[Records from a dataset]
○ ○ ○ ○

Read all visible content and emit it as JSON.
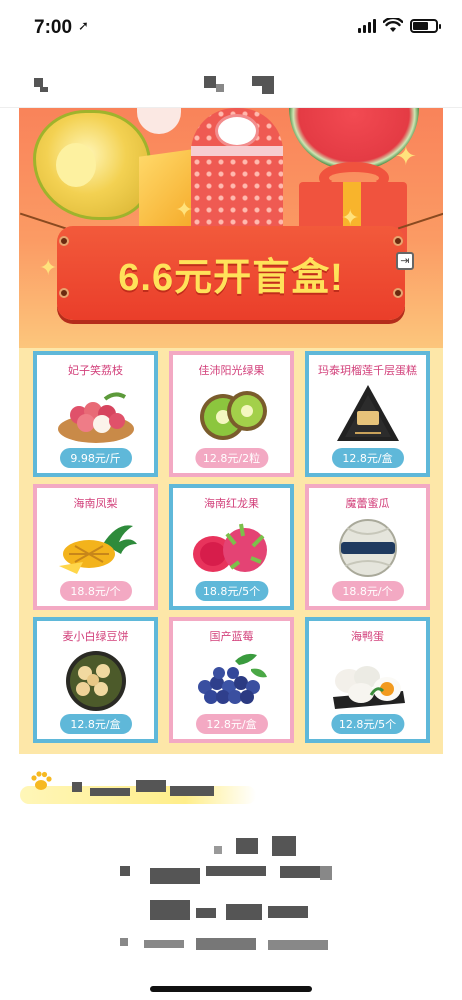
{
  "status_bar": {
    "time": "7:00",
    "location_icon": "location-arrow-icon",
    "signal_icon": "cellular-signal-icon",
    "wifi_icon": "wifi-icon",
    "battery_icon": "battery-icon",
    "battery_level": 0.7
  },
  "poster": {
    "title": "6.6元开盲盒!",
    "colors": {
      "background": "#fde7a8",
      "banner": "#ea3e2a",
      "title_text": "#ffe25a",
      "blue_frame": "#5fb8d9",
      "pink_frame": "#f3a9c3",
      "name_text": "#d23f7a"
    }
  },
  "products": [
    {
      "name": "妃子笑荔枝",
      "price": "9.98元/斤",
      "frame": "blue",
      "icon": "lychee-icon"
    },
    {
      "name": "佳沛阳光绿果",
      "price": "12.8元/2粒",
      "frame": "pink",
      "icon": "kiwi-icon"
    },
    {
      "name": "玛泰玥榴莲千层蛋糕",
      "price": "12.8元/盒",
      "frame": "blue",
      "icon": "durian-cake-icon"
    },
    {
      "name": "海南凤梨",
      "price": "18.8元/个",
      "frame": "pink",
      "icon": "pineapple-icon"
    },
    {
      "name": "海南红龙果",
      "price": "18.8元/5个",
      "frame": "blue",
      "icon": "dragon-fruit-icon"
    },
    {
      "name": "魔蕾蜜瓜",
      "price": "18.8元/个",
      "frame": "pink",
      "icon": "melon-icon"
    },
    {
      "name": "麦小白绿豆饼",
      "price": "12.8元/盒",
      "frame": "blue",
      "icon": "mung-bean-cake-icon"
    },
    {
      "name": "国产蓝莓",
      "price": "12.8元/盒",
      "frame": "pink",
      "icon": "blueberry-icon"
    },
    {
      "name": "海鸭蛋",
      "price": "12.8元/5个",
      "frame": "blue",
      "icon": "salted-egg-icon"
    }
  ],
  "share_icon": "share-exit-icon",
  "section_icon": "paw-icon"
}
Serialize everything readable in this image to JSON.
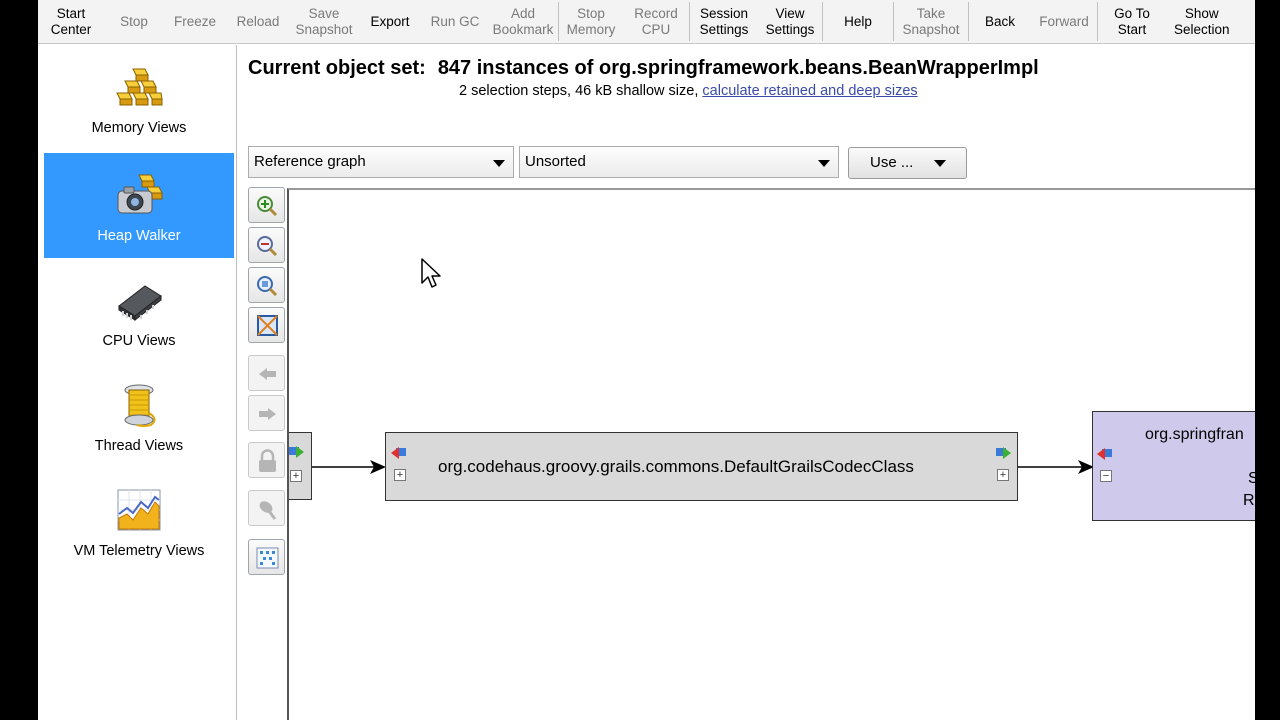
{
  "toolbar": {
    "start_center": "Start\nCenter",
    "stop": "Stop",
    "freeze": "Freeze",
    "reload": "Reload",
    "save_snapshot": "Save\nSnapshot",
    "export": "Export",
    "run_gc": "Run GC",
    "add_bookmark": "Add\nBookmark",
    "stop_memory": "Stop\nMemory",
    "record_cpu": "Record\nCPU",
    "session_settings": "Session\nSettings",
    "view_settings": "View\nSettings",
    "help": "Help",
    "take_snapshot": "Take\nSnapshot",
    "back": "Back",
    "forward": "Forward",
    "go_to_start": "Go To\nStart",
    "show_selection": "Show\nSelection"
  },
  "sidebar": {
    "items": [
      {
        "label": "Memory Views",
        "icon": "gold-bars-icon"
      },
      {
        "label": "Heap Walker",
        "icon": "camera-gold-icon"
      },
      {
        "label": "CPU Views",
        "icon": "chip-icon"
      },
      {
        "label": "Thread Views",
        "icon": "thread-spool-icon"
      },
      {
        "label": "VM Telemetry Views",
        "icon": "telemetry-chart-icon"
      }
    ],
    "active": "Heap Walker"
  },
  "header": {
    "title_prefix": "Current object set:",
    "title": "847 instances of org.springframework.beans.BeanWrapperImpl",
    "subtitle": "2 selection steps, 46 kB shallow size,",
    "link": "calculate retained and deep sizes"
  },
  "controls": {
    "view_select": "Reference graph",
    "sort_select": "Unsorted",
    "use_button": "Use ..."
  },
  "graph": {
    "tools": [
      "zoom-in-icon",
      "zoom-out-icon",
      "zoom-fit-icon",
      "fit-content-icon",
      "previous-icon",
      "next-icon",
      "lock-icon",
      "pin-icon",
      "layout-icon"
    ],
    "main_node": "org.codehaus.groovy.grails.commons.DefaultGrailsCodecClass",
    "right_node": "org.springfran",
    "right_node_line2": "S",
    "right_node_line3": "R"
  },
  "colors": {
    "sidebar_active": "#3399ff",
    "node_grey": "#d9d9d9",
    "node_purple": "#cfc9ec"
  }
}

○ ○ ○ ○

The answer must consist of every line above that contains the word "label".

| Reply |
        "label": "Memory Views",
        "label": "Heap Walker",
        "label": "CPU Views",
        "label": "Thread Views",
        "label": "VM Telemetry Views",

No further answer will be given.